“Part of the process of kidney donation is a thorough scan, in which the team investigate which kidney is the easiest for them to transplant. They look at everything, including where the major arteries and veins are located before they make the decision. In my case the left kidney was chosen.
I don’t think it was really real for me until I checked into the ward. I remember my mum saying how quiet I had become. I didn’t really get nervous until the morning of the operation. They had chosen to remove my kidney using keyhole surgery, this involved pumping Co2 into the chest cavity to create more space; I think this was one of the most painful things about the whole procedure and the immediate aftermath, as it gets into your joints and is excruciating. I was in surgery for about three hours, with my dad in the next operating theatre waiting for my kidney.”

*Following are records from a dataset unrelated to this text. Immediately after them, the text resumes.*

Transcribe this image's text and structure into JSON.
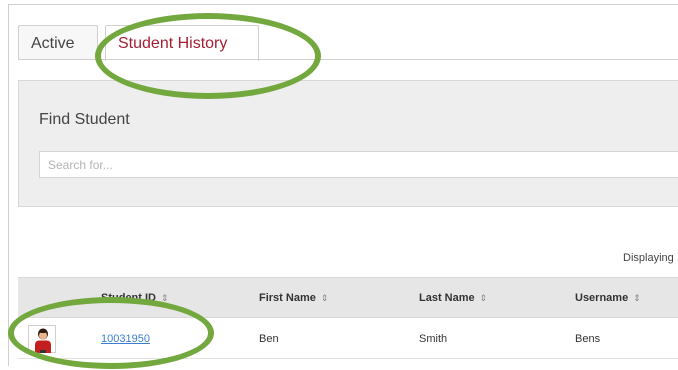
{
  "tabs": [
    {
      "label": "Active"
    },
    {
      "label": "Student History"
    }
  ],
  "find_student": {
    "title": "Find Student",
    "search_placeholder": "Search for..."
  },
  "displaying_text": "Displaying",
  "table": {
    "columns": [
      "Student ID",
      "First Name",
      "Last Name",
      "Username"
    ],
    "sort_glyph": "⇕",
    "rows": [
      {
        "student_id": "10031950",
        "first_name": "Ben",
        "last_name": "Smith",
        "username": "Bens"
      }
    ]
  },
  "colors": {
    "active_tab_text": "#a31f34",
    "annotation_green": "#73a83e",
    "link_blue": "#3a7fd0"
  },
  "icons": {
    "avatar": "student-avatar-icon",
    "sort": "sort-icon"
  }
}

Ruth continued: “Adam seemed to cope well with the initial surgery, but I think he overexerted himself a little too early. I have one picture of him post-surgery eating Maltesers!”
“For me, one of the most humbling experiences of my time on the transplant ward is seeing so many other people who were desperately ill,” said Neil. “It’s really inspiring how they just get on with things. There was even one man on the ward who was donating a kidney to an anonymous recipient. That kind of selfless gesture is just amazing.

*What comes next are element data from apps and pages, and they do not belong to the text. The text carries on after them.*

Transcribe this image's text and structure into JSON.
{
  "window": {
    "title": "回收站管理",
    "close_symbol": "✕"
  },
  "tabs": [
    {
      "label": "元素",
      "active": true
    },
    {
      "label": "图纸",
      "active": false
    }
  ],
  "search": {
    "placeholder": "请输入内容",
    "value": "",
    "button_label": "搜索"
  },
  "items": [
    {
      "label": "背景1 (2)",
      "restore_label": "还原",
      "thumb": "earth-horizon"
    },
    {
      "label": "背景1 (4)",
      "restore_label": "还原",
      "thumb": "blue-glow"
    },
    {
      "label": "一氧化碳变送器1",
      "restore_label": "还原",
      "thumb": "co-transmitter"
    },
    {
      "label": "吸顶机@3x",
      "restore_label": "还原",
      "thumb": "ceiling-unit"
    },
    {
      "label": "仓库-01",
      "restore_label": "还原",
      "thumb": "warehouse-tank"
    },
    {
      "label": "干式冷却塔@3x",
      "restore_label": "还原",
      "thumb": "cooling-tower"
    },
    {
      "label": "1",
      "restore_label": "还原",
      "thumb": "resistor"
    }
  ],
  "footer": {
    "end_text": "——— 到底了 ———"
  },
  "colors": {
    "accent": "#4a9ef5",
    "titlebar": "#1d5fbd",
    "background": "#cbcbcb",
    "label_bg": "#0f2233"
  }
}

“I’ve actual now got three kidneys, as they didn’t remove the non-functioning organs. They just implanted the other one. It’s located in my groin, directly connected to my femoral artery and my bladder.”
For Adam and Neil, who spent four and five days in hospital respective, the whole experience has been a monumental journey.

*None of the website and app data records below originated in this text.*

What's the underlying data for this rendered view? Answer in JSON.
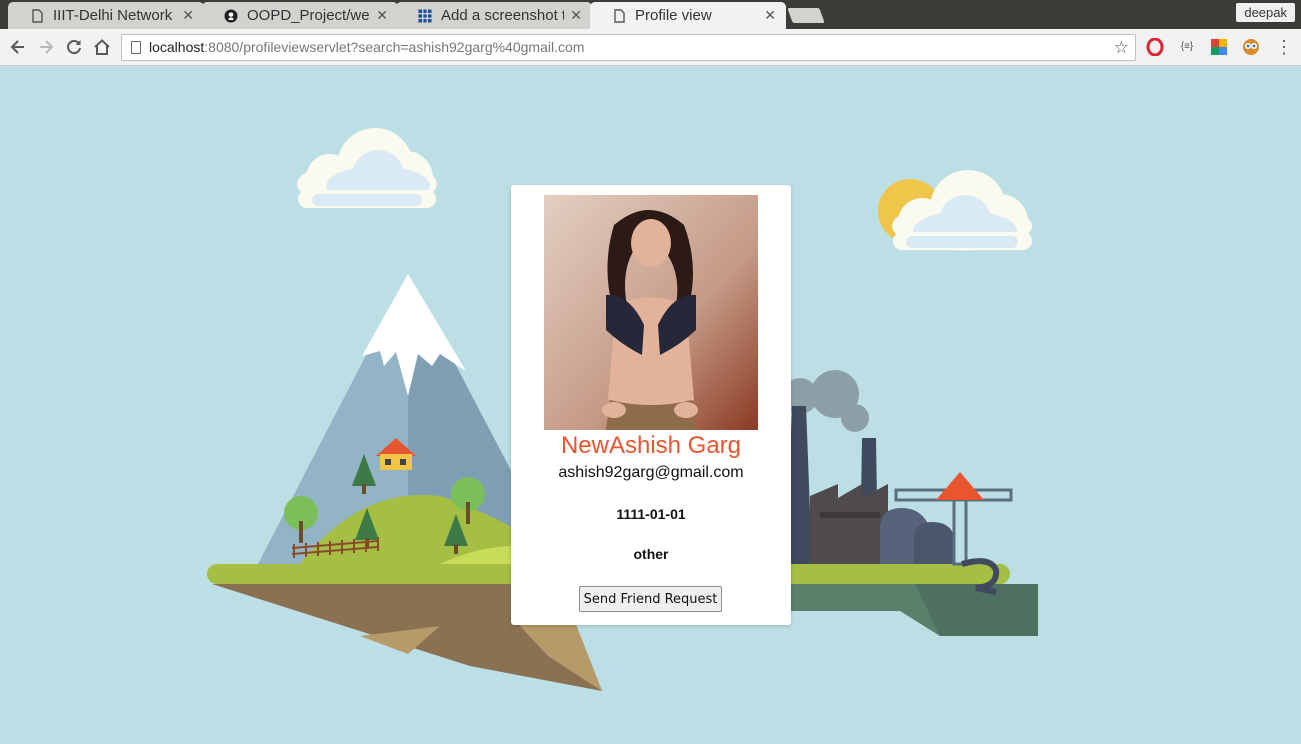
{
  "browser": {
    "tabs": [
      {
        "title": "IIIT-Delhi Network S",
        "icon": "page-icon",
        "active": false
      },
      {
        "title": "OOPD_Project/wel",
        "icon": "github-icon",
        "active": false
      },
      {
        "title": "Add a screenshot to",
        "icon": "grid-icon",
        "active": false
      },
      {
        "title": "Profile view",
        "icon": "page-icon",
        "active": true
      }
    ],
    "tab_close": "✕",
    "user": "deepak",
    "url_host": "localhost",
    "url_rest": ":8080/profileviewservlet?search=ashish92garg%40gmail.com",
    "extensions": [
      "opera-icon",
      "json-icon",
      "color-icon",
      "owl-icon"
    ]
  },
  "profile": {
    "name": "NewAshish Garg",
    "email": "ashish92garg@gmail.com",
    "dob": "1111-01-01",
    "gender": "other",
    "friend_button": "Send Friend Request"
  },
  "colors": {
    "background": "#bcdfe6",
    "name_accent": "#e8552f"
  }
}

Neil said: “Adam’s done a remarkable thing. I’ll be on anti-rejection medication for the rest of my life and still require regular three monthly check-ups, but beyond that life is great. I retired from the fire service four years ago, but I’ve since found plenty of other ways to keep myself busy. I volunteer at a local primary school, where my grandchildren are pupils, spending up to three mornings a week helping the children to read. It’s incredibly gratifying and I feel like I’m making a huge difference. I also fit blinds and curtains for a local firm on a part time basis, which keeps me active.”
In his semi-retirement, Neil has also had more time to indulge in his love of classic cars. He completely restored a 1946 Austin 10, with the help of a neighbour and recently sold a Morris Minor Traveller. One of the attractions; “the simplicity of the engine”. Although his tour of the EMC has certainly shed light on how a modern engine is assembled.
Adam continued: “Beyond the initial pain and a few weeks of rest of recovery there have been no adverse effects. I think it’s so important that people consider organ donation as an option. I’m not sure many would even realise that you can be a living donor for someone other than a family member. It takes a special kind of person to be able to do that. But, organ donation in death is hugely important and doesn’t necessarily get talked about within families.”
“I’d agree,” said Neil, “there are over 6,500 people on the UK transplant waiting list. Last year alone nearly 500 people died while waiting for a transplant. I consider myself incredibly fortunate.”
Ruth added: “I think there’s a huge issue with people not telling their family their wishes, so when faced with that decision at what is an emotional time, many people just say no. Signing up to the organ donation register is one way in which you can help make that decision a lot easier.”
Adam said: “I think it’s a very British thing, we don’t talk about stuff like this. We are almost embarrassed to talk about it, but I’m proud of what I’ve done. By talking about it and making people aware, it will hopefully make a difference, raise awareness and save lives.”